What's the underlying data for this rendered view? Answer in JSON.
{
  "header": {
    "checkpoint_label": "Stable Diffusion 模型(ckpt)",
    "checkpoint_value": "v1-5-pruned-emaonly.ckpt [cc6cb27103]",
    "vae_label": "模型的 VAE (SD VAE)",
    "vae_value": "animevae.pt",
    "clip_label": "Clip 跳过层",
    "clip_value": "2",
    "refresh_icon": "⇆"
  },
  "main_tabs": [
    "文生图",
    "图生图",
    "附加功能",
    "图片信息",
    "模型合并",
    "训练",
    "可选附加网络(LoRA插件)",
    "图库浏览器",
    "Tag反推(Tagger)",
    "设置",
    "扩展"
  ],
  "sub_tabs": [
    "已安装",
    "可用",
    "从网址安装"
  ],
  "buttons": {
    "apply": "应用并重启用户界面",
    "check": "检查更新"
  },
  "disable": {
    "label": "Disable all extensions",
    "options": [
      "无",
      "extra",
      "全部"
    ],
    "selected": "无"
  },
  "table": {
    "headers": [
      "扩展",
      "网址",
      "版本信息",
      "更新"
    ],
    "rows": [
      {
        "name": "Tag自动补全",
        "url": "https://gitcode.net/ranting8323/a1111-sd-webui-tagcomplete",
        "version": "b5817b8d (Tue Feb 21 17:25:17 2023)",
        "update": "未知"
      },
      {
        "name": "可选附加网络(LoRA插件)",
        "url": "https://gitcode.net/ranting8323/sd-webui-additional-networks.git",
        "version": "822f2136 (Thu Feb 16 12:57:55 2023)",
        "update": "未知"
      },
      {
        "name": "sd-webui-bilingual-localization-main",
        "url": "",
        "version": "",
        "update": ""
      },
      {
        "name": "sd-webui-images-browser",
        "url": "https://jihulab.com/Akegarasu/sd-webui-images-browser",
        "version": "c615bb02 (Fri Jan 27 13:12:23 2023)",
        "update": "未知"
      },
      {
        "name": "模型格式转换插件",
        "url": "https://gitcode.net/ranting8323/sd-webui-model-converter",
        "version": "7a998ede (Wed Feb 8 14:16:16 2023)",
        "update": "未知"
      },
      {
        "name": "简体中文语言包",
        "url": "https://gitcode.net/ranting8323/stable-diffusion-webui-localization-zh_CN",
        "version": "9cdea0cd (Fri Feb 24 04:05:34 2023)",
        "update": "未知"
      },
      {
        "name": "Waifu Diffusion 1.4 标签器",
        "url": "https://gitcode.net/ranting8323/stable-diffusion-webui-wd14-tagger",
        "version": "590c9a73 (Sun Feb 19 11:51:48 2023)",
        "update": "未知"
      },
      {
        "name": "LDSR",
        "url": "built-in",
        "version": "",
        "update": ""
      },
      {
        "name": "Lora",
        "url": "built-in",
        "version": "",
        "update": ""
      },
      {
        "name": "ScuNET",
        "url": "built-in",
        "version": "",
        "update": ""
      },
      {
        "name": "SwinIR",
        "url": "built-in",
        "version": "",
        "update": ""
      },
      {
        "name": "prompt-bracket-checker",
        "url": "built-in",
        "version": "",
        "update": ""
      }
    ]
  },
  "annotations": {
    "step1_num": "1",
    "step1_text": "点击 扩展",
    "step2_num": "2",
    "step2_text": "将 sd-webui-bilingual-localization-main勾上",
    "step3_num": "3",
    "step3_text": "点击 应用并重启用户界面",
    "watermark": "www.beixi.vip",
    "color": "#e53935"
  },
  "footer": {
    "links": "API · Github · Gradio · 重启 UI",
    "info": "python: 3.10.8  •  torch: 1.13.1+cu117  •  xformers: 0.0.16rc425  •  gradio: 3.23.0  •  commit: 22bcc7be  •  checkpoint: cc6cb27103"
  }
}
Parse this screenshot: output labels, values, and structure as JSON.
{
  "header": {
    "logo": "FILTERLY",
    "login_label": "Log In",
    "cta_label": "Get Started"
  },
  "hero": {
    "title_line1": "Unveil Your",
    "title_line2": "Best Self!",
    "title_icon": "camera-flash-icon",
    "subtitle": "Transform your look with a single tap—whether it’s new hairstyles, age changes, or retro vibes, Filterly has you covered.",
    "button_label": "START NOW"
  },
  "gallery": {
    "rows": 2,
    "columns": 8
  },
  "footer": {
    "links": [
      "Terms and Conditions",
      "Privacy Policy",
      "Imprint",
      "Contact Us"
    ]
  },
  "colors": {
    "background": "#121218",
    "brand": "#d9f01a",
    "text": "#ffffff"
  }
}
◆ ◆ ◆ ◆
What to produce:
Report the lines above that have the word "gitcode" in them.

Task response:
        "url": "https://gitcode.net/ranting8323/a1111-sd-webui-tagcomplete",
        "url": "https://gitcode.net/ranting8323/sd-webui-additional-networks.git",
        "url": "https://gitcode.net/ranting8323/sd-webui-model-converter",
        "url": "https://gitcode.net/ranting8323/stable-diffusion-webui-localization-zh_CN",
        "url": "https://gitcode.net/ranting8323/stable-diffusion-webui-wd14-tagger",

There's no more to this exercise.